— Dataset records —
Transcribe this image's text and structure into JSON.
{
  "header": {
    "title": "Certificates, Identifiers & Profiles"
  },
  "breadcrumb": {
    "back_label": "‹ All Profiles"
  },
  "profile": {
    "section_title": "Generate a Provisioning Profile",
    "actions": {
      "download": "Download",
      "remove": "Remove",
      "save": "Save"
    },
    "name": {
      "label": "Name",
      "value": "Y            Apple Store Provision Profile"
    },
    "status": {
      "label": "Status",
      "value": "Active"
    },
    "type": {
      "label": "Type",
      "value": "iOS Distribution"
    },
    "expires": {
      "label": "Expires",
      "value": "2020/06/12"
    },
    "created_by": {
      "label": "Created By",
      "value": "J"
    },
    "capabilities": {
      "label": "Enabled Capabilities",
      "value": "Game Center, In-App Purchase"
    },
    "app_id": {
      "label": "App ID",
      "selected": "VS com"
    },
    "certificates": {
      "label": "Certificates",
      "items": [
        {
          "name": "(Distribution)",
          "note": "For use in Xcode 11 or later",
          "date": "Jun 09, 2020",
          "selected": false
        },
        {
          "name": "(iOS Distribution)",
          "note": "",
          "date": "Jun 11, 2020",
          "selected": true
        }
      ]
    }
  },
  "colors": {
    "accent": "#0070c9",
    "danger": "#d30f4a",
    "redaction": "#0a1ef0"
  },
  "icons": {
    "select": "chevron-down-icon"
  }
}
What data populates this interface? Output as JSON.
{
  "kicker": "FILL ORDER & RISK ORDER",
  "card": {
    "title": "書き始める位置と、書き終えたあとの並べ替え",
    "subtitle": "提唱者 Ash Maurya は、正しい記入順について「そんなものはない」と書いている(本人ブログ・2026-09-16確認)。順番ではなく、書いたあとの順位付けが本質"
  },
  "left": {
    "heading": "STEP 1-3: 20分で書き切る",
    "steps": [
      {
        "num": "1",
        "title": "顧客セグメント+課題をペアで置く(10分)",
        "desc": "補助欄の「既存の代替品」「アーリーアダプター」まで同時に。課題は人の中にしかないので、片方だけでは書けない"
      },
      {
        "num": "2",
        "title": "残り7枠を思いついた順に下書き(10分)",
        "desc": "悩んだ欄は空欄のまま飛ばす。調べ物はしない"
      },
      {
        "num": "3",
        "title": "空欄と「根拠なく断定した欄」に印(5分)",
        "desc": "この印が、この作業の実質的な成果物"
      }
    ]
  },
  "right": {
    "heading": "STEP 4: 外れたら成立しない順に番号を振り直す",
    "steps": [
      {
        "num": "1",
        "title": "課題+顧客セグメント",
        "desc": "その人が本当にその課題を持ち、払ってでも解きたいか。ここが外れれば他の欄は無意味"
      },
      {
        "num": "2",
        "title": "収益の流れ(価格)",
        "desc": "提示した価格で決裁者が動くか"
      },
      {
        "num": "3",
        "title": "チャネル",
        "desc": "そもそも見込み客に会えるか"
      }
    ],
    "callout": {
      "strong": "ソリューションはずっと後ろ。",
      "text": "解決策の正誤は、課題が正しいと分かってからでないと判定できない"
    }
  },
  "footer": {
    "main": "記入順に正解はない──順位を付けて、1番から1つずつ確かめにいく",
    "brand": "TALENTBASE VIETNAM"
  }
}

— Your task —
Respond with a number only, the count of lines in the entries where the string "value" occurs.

— Completed exercise —
6